⟨
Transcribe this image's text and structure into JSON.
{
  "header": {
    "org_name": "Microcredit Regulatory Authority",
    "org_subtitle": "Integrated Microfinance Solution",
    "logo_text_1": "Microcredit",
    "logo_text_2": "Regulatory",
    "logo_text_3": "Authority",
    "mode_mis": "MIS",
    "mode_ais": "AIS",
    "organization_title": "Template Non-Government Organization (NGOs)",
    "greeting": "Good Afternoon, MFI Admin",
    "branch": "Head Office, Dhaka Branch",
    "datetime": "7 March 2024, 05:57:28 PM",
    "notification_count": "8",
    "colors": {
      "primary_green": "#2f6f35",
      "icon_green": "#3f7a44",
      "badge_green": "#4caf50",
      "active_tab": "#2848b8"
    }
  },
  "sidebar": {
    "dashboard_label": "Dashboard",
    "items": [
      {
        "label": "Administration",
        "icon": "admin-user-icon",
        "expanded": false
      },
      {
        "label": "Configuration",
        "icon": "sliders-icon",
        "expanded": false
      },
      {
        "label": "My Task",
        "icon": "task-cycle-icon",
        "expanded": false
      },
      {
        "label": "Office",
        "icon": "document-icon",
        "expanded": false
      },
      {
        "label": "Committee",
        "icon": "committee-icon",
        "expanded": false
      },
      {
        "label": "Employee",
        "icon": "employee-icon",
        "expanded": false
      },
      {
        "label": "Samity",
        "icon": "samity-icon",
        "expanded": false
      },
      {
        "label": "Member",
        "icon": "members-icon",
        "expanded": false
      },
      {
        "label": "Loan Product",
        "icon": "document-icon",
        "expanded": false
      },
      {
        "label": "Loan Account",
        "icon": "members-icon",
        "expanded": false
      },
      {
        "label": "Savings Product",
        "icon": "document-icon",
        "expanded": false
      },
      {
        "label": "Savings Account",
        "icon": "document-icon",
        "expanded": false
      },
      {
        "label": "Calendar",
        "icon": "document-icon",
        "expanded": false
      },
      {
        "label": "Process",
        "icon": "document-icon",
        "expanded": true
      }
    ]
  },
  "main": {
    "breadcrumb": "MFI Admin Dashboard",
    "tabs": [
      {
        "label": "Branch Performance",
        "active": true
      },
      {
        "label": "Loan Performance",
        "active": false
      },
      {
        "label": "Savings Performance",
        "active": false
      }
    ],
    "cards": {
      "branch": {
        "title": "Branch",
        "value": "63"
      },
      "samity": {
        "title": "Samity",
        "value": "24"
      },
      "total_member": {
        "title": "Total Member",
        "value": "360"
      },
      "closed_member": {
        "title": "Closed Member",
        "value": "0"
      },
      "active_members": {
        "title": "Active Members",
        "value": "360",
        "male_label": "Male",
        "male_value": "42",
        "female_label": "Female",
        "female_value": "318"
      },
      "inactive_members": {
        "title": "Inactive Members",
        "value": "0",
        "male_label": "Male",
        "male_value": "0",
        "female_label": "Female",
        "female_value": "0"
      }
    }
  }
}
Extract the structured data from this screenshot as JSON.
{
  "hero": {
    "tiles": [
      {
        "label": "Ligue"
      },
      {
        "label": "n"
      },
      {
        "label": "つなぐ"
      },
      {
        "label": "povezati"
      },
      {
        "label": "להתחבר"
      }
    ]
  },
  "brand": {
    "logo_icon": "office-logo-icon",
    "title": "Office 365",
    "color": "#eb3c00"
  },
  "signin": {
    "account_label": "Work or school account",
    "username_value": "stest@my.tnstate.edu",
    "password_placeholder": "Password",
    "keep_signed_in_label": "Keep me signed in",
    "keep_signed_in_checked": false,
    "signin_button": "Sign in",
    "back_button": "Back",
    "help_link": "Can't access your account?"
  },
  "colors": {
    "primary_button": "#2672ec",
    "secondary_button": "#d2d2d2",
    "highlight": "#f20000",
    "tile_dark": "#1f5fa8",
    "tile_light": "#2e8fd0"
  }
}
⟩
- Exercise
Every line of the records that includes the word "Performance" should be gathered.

- Result for this exercise
        "label": "Branch Performance",
        "label": "Loan Performance",
        "label": "Savings Performance",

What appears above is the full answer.